[THE PROBLEM] Can you quote the records below in full, word for word?

──────── DATA RECORDS

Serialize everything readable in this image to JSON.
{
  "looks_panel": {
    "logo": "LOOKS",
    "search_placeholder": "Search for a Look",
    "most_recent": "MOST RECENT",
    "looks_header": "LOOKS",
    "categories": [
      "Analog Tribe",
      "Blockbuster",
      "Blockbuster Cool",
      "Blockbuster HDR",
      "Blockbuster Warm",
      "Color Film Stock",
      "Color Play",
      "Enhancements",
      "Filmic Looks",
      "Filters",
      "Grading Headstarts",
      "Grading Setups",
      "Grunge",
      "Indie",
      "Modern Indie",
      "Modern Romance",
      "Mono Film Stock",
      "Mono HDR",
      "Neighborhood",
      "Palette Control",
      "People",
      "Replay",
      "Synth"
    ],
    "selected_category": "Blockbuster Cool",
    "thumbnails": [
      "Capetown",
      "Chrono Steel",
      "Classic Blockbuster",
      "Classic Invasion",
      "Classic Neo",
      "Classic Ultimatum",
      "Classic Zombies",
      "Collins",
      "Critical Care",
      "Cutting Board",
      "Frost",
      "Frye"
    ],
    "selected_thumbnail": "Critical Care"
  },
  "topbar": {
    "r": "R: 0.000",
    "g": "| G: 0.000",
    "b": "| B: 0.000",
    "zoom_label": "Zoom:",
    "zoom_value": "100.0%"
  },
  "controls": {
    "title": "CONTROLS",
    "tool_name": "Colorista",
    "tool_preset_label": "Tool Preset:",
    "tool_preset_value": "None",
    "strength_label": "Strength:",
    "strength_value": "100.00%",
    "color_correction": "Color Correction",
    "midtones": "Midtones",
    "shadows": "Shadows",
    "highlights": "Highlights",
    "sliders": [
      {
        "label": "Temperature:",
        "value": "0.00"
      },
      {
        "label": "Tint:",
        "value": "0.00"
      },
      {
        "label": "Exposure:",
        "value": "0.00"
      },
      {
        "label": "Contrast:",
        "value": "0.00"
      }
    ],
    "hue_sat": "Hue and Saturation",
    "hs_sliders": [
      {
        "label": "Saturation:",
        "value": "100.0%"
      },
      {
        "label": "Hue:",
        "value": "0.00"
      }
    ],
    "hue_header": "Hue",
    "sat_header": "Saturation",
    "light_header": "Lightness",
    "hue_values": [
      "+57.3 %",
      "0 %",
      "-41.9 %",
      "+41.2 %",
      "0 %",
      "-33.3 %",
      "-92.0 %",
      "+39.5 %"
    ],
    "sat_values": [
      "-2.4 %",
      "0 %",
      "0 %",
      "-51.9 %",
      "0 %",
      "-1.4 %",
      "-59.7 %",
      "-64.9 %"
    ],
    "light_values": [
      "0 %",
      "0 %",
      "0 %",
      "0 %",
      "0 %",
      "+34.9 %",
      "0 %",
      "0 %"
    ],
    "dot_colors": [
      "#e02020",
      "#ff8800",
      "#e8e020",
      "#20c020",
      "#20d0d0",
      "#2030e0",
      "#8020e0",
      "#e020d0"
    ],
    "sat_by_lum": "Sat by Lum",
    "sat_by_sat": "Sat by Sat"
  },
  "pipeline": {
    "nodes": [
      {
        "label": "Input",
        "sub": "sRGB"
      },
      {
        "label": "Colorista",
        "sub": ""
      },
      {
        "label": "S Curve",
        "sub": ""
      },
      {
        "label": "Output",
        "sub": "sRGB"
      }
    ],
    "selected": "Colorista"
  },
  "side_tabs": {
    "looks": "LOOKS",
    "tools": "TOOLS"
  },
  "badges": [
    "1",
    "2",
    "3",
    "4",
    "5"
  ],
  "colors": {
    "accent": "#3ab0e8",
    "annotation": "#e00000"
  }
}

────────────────

[YOUR RESPONSE]
Serialize everything readable in this image to JSON.
{
  "looks_panel": {
    "logo": "LOOKS",
    "search_placeholder": "Search for a Look",
    "most_recent": "MOST RECENT",
    "looks_header": "LOOKS",
    "categories": [
      "Analog Tribe",
      "Blockbuster",
      "Blockbuster Cool",
      "Blockbuster HDR",
      "Blockbuster Warm",
      "Color Film Stock",
      "Color Play",
      "Enhancements",
      "Filmic Looks",
      "Filters",
      "Grading Headstarts",
      "Grading Setups",
      "Grunge",
      "Indie",
      "Modern Indie",
      "Modern Romance",
      "Mono Film Stock",
      "Mono HDR",
      "Neighborhood",
      "Palette Control",
      "People",
      "Replay",
      "Synth"
    ],
    "selected_category": "Blockbuster Cool",
    "thumbnails": [
      "Capetown",
      "Chrono Steel",
      "Classic Blockbuster",
      "Classic Invasion",
      "Classic Neo",
      "Classic Ultimatum",
      "Classic Zombies",
      "Collins",
      "Critical Care",
      "Cutting Board",
      "Frost",
      "Frye"
    ],
    "selected_thumbnail": "Critical Care"
  },
  "topbar": {
    "r": "R: 0.000",
    "g": "| G: 0.000",
    "b": "| B: 0.000",
    "zoom_label": "Zoom:",
    "zoom_value": "100.0%"
  },
  "controls": {
    "title": "CONTROLS",
    "tool_name": "Colorista",
    "tool_preset_label": "Tool Preset:",
    "tool_preset_value": "None",
    "strength_label": "Strength:",
    "strength_value": "100.00%",
    "color_correction": "Color Correction",
    "midtones": "Midtones",
    "shadows": "Shadows",
    "highlights": "Highlights",
    "sliders": [
      {
        "label": "Temperature:",
        "value": "0.00"
      },
      {
        "label": "Tint:",
        "value": "0.00"
      },
      {
        "label": "Exposure:",
        "value": "0.00"
      },
      {
        "label": "Contrast:",
        "value": "0.00"
      }
    ],
    "hue_sat": "Hue and Saturation",
    "hs_sliders": [
      {
        "label": "Saturation:",
        "value": "100.0%"
      },
      {
        "label": "Hue:",
        "value": "0.00"
      }
    ],
    "hue_header": "Hue",
    "sat_header": "Saturation",
    "light_header": "Lightness",
    "hue_values": [
      "+57.3 %",
      "0 %",
      "-41.9 %",
      "+41.2 %",
      "0 %",
      "-33.3 %",
      "-92.0 %",
      "+39.5 %"
    ],
    "sat_values": [
      "-2.4 %",
      "0 %",
      "0 %",
      "-51.9 %",
      "0 %",
      "-1.4 %",
      "-59.7 %",
      "-64.9 %"
    ],
    "light_values": [
      "0 %",
      "0 %",
      "0 %",
      "0 %",
      "0 %",
      "+34.9 %",
      "0 %",
      "0 %"
    ],
    "dot_colors": [
      "#e02020",
      "#ff8800",
      "#e8e020",
      "#20c020",
      "#20d0d0",
      "#2030e0",
      "#8020e0",
      "#e020d0"
    ],
    "sat_by_lum": "Sat by Lum",
    "sat_by_sat": "Sat by Sat"
  },
  "pipeline": {
    "nodes": [
      {
        "label": "Input",
        "sub": "sRGB"
      },
      {
        "label": "Colorista",
        "sub": ""
      },
      {
        "label": "S Curve",
        "sub": ""
      },
      {
        "label": "Output",
        "sub": "sRGB"
      }
    ],
    "selected": "Colorista"
  },
  "side_tabs": {
    "looks": "LOOKS",
    "tools": "TOOLS"
  },
  "badges": [
    "1",
    "2",
    "3",
    "4",
    "5"
  ],
  "colors": {
    "accent": "#3ab0e8",
    "annotation": "#e00000"
  }
}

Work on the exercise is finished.